Speech therapy with a private SLP typically ranges from 1 to 2 hours per week. Many provide in-clinic and in-home services. To find a private speech therapist, search for speech language pathology clinics in your area. Public schools in Texas also offer speech therapy, typically about 30 minutes per week. Contact your child’s teacher and school psychologist to see if they are eligible to receive services at school. If they are currently not eligible, inquire if the school can evaluate them to see if they need support (they can!).

Pediatric neurologists provide initial diagnoses and ongoing screenings or check-ups one to two times per year. If additional diagnoses are warranted, they can evaluate your child and refer you to recommended specialists if need be. Neurologists can diagnose developmental disorders, seizure disorders, brain injuries, and nerve-muscle disorders.

Psychiatrists and licensed psychologists can also provide a diagnosis of autism. Psychiatrists can provide treatment through medication if severe behavioral issues (such as severe self-injury or aggression) persist in spite of intensive ongoing behavior therapy. Licensed psychologists can provide a variety of therapy options, including PCIT, or Parent-Child Interaction Therapy. PCIT is a type of evidence-based therapy that teaches parents effective ways to engage their children to produce meaningful behavior change and skill acquisition.

Collaboration is Key

Hands down, collaboration among all specialists will result in better outcomes for your child. Encourage your child’s team to communicate on a regular basis! For example, BCBAs or speech pathologists can attend doctor visits with the neurologist or psychiatrist to discuss specific behaviors that are observed during day-to-day therapy. Doing so will give doctors more complete information and allow them to make the most informed decisions. Also, BCBAs can include recommendations from a psychologist in their skill acquisitions programs and individualized behavior plans. The two specialists can also discuss if other evidence-based treatments are needed, for instance in a child has multiple diagnoses that require a variety of behavior therapies.

Moving Forward

In addition to knowing how to navigate through the sea of specialists, many families benefit from reaching out to one another. Parent support groups that connect parents of children with special needs are a great place to find compassion and understanding for a process that can be emotionally taxing.
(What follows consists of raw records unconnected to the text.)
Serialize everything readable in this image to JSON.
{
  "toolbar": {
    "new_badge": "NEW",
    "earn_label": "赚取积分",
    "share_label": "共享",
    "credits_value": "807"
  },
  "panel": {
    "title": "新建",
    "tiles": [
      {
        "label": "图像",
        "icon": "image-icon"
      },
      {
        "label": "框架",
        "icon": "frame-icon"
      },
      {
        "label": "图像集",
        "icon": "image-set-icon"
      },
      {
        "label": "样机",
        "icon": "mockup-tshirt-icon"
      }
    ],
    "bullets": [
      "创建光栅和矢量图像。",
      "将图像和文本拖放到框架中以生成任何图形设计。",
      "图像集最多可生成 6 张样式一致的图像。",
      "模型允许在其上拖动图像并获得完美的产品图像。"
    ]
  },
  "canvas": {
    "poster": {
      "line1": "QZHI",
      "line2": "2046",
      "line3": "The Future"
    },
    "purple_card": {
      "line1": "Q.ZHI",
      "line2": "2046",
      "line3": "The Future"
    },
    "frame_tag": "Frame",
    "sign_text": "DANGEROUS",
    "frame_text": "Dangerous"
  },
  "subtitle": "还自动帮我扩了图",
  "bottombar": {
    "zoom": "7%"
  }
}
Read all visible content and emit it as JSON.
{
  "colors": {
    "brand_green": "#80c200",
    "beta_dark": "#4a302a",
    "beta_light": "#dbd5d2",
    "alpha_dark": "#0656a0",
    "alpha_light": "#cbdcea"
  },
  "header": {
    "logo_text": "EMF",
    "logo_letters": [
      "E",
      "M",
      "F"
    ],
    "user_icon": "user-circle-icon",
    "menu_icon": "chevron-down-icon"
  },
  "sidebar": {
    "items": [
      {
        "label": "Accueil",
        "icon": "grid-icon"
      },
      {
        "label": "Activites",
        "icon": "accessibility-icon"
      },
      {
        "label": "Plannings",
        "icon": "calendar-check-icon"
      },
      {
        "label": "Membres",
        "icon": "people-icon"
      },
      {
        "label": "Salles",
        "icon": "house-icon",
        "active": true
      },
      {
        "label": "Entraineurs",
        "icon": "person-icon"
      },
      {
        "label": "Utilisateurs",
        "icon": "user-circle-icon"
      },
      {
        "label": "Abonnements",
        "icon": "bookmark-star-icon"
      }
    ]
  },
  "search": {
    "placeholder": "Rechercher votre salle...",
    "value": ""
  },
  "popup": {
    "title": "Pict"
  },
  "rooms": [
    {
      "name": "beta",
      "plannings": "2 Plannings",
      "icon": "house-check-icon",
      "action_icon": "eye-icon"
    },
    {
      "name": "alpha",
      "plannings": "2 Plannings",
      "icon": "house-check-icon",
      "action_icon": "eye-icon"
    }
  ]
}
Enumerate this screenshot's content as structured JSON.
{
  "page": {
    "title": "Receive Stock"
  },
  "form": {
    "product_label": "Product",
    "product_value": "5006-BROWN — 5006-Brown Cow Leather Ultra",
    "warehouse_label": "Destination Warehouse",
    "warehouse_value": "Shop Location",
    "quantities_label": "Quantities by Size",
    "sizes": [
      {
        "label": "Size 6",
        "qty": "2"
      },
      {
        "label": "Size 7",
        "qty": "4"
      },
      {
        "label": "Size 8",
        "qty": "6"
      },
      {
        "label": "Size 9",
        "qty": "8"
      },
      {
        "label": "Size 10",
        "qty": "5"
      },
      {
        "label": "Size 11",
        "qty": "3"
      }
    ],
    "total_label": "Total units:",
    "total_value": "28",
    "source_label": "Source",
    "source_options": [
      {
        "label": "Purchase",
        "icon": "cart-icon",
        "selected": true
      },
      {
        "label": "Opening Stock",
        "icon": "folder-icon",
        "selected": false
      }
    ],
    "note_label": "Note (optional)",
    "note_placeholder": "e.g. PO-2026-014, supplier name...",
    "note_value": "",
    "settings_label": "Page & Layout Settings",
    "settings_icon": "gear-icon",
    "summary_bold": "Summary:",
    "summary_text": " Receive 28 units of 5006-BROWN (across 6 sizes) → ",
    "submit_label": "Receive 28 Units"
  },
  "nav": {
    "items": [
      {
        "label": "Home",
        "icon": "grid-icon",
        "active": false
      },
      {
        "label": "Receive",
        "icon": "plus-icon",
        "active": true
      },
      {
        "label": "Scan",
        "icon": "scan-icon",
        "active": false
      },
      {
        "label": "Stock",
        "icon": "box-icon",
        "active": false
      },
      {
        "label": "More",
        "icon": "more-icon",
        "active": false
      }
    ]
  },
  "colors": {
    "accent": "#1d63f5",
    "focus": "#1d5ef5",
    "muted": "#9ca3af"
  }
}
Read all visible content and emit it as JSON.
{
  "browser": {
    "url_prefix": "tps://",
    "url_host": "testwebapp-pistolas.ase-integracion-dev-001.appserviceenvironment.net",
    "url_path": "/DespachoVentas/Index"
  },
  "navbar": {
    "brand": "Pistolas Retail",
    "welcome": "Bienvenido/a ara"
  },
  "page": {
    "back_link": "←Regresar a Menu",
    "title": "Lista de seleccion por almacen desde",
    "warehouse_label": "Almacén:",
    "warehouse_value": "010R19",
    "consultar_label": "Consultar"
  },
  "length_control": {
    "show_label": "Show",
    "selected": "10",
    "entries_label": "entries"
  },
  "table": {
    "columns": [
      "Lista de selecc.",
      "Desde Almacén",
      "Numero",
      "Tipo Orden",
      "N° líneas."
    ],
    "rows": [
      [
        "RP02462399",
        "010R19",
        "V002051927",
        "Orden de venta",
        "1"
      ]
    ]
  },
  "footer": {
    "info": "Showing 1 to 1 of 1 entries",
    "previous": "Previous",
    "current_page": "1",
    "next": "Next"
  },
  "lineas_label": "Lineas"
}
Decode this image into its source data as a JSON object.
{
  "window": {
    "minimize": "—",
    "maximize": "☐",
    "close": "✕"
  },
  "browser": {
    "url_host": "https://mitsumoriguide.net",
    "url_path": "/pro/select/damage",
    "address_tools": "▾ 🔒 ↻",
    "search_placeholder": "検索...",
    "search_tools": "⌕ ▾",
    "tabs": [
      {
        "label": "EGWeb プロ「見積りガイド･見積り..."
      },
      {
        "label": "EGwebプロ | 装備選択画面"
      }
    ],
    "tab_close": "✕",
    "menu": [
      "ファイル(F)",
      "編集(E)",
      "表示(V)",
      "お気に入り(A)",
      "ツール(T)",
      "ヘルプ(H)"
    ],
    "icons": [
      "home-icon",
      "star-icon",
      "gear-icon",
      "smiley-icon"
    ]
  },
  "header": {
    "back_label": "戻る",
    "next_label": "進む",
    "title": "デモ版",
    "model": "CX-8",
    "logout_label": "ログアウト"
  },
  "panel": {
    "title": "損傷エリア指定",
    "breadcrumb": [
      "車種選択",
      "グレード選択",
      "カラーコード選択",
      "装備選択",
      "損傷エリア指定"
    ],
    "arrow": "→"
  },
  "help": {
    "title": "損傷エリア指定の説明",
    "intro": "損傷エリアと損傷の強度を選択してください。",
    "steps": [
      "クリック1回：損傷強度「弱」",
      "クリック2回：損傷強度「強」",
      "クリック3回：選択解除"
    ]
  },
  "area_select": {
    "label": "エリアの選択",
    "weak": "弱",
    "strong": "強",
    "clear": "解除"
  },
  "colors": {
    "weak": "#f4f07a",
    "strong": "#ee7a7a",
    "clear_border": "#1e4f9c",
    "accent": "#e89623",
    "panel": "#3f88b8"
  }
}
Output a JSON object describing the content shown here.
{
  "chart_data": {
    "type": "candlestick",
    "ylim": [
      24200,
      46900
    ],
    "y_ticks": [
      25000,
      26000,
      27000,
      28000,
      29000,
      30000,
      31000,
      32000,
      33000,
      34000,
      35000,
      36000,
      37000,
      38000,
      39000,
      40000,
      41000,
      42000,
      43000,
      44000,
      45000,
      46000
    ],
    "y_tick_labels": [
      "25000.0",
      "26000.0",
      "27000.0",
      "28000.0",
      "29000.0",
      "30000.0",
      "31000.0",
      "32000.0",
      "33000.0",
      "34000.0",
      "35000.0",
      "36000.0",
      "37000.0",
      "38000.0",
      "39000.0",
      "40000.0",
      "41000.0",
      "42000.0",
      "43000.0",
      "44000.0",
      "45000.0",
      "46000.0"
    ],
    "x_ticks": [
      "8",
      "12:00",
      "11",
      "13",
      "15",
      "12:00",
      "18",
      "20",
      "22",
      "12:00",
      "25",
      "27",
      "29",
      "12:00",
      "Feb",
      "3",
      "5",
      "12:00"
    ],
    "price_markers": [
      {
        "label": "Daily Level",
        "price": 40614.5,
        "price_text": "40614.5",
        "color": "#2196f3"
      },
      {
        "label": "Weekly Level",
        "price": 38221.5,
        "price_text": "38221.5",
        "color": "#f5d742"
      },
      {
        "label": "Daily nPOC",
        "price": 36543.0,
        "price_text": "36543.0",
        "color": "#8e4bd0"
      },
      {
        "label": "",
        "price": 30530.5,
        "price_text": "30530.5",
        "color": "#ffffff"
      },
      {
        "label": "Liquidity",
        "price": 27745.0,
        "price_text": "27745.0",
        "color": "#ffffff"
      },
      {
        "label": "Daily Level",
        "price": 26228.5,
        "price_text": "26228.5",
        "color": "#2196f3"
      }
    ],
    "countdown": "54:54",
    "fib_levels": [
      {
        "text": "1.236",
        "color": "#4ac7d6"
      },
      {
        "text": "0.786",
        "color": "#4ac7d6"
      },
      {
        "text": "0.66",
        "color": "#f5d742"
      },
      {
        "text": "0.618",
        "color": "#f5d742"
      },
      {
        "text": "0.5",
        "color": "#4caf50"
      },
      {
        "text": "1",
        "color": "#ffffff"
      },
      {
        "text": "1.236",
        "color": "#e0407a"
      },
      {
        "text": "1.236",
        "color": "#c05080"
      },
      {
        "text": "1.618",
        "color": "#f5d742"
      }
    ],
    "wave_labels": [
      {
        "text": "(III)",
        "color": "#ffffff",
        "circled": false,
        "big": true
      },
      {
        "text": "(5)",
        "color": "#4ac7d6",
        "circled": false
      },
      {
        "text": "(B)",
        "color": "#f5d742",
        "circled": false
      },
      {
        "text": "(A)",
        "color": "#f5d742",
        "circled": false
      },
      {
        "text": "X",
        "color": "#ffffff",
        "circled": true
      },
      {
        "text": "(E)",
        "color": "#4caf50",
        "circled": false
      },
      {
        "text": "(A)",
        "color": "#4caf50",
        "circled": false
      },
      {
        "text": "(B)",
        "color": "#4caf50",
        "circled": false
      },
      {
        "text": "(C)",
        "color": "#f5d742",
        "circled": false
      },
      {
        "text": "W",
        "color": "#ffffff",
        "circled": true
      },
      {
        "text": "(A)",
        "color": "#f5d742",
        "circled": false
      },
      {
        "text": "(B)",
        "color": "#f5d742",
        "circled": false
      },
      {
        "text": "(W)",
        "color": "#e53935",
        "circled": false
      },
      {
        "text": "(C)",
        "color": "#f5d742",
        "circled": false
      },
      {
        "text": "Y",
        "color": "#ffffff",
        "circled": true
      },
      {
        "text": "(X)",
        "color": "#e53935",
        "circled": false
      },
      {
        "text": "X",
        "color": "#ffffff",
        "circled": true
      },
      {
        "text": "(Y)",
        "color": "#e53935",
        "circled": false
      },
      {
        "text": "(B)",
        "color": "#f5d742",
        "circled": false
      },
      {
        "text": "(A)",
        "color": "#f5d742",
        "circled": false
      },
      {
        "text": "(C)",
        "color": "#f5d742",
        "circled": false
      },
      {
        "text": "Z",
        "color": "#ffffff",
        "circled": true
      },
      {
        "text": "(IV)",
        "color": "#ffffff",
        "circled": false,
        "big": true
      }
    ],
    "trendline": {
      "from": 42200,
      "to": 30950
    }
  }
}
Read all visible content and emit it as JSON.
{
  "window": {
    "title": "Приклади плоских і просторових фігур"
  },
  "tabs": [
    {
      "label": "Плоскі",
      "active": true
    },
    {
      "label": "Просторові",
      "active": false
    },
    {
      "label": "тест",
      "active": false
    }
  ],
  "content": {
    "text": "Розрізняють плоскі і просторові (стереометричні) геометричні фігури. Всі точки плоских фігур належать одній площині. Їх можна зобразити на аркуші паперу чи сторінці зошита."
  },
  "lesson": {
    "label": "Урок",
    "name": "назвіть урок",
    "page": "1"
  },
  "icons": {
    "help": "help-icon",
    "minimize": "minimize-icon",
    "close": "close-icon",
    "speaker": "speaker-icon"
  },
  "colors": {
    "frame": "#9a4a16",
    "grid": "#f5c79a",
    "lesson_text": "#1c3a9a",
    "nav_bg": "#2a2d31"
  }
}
Further, many states have conferences, such as Texas Parent to Parent Conferences that provide parents with information and foster connections with other families. You’re not alone, don’t be afraid to reach out!

Learn more about reducing stress in your life with these simple techniques and tips.